The company uses a base facility (Good Point Recycling) in Middlebury, Vermont, to receive and process equipment from the six state-based collection programs. American Retroworks also recently opened a new office in Mexico with collections in Douglas, Arizona. Further, Ingenthron started a “fair trade” program, Retroworks de Mexico, in partnership with a women’s collective called Las Chicas Bravas (“The Tough Women”) in the Mexican state of Sonora. The women own 50% of this fair trade business. “It’s been a trip,” says Ingenthron. “Ladies in their fifties fly to Vermont and cross-train with my staff.”
E-waste recycling was a green field at the time of American Retroworks’s founding. Some companies had a zero export policy, domestically recycling everything and charging high fees. Others exported everything, leveraging the reuse value to, in Ingenthron’s words, “kite away” their difficult-to-manage (and toxic) wastes to place where they were not always recycled in a way that was safe for workers or the environment. “No one in the business had traveled to China or anywhere, and yet had a shrill opinion on their own business,” adds Ingenthron. He believes that American Retroworks’s chief advantage was that other recyclers waited for legislation to pass while his company got a head start with ideas such as the $10 TV recycling program. Other U.S.-based e-waste recyclers are E-Waste Recyclers, LLC; eWaste.com; eWaste Center, Inc.; Ewaste Solutions; E-Waste Solutions; File 13; and Advanced E-Waste Solutions. Many e-waste recyclers are small, regional businesses.

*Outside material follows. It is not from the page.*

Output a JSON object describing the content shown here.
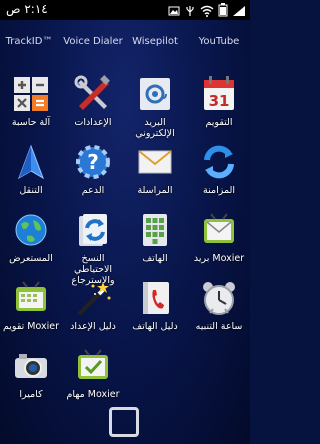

American Retroworks was initially funded through credit cards but by the fourth quarter of 2008 was big enough for Small Business Association (SBA) and commercial bank loans for building and equipment. The company was selected as a finalist for the Angel Capital Network’s Investors’ Circle in the fall of 2009, and Ingenthron wants to branch out while completing capitalization in Mexico. He says the company is discussing possible financing with foreign investors who understand metals and reuse, with angel capital investors, and with traditional recyclers who recognize growth in a mature market.
As for an exit, Ingenthron says that American Retroworks is attracting attention from traditional waste haulers and larger recyclers that were afraid to enter a “complicated” and “hazardous exposure” field. He adds, “I really like the idea of a Malaysian or Mexican investor, and Singapore or India would be awesome, but we are probably going to get financed or acquired by a USA paper company who sees ‘paperless offices’ coming up and sees ‘e-waste’ as an exit strategy for their own business.”
This segment is a part in the series : Deal Radar 2010